• [INSTRUCTIONS TO FOLLOW]: For the word "Apps", determine how many lines of the entries below contain it, and give only that number.

=== MATERIAL TO PROCESS ===

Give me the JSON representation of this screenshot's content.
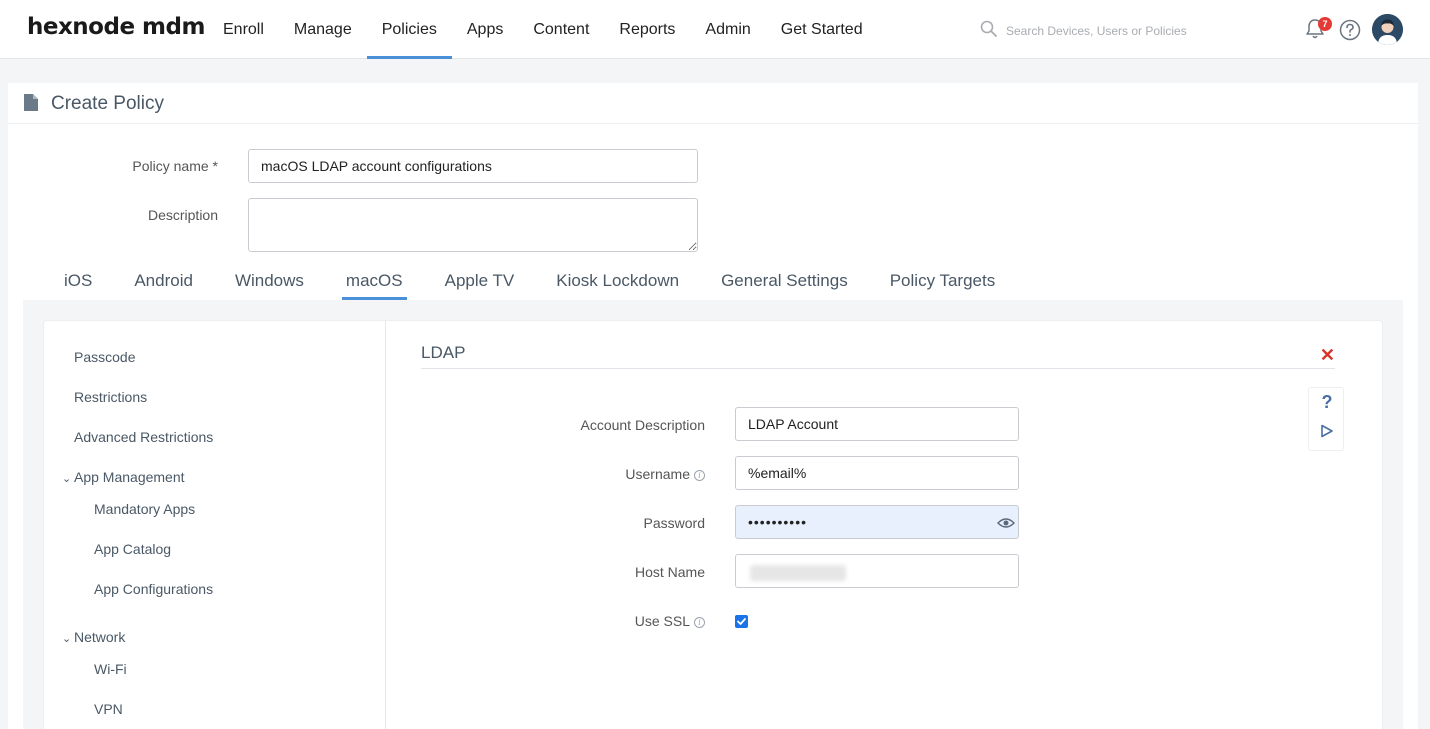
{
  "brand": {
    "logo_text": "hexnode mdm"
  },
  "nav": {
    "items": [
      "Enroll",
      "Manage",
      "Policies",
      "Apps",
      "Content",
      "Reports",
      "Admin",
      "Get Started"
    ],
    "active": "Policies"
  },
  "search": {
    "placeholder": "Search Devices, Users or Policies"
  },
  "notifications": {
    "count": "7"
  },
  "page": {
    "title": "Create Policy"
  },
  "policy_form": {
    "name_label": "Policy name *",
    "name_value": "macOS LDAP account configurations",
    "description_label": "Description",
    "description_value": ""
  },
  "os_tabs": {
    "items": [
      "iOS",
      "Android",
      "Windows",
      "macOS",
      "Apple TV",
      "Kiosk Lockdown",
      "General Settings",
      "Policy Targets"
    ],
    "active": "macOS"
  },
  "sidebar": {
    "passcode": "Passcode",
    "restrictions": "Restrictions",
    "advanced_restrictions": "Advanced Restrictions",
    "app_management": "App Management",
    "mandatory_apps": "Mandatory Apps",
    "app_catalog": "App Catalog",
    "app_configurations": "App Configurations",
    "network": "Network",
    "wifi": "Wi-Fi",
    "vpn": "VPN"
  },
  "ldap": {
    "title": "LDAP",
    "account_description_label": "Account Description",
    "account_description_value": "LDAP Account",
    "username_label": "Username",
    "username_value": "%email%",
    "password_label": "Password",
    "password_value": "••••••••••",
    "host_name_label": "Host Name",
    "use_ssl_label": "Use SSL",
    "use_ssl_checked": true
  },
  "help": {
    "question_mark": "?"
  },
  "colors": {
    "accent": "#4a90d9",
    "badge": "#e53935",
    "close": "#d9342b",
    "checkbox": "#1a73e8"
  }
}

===

• [FINAL ANSWER]: 2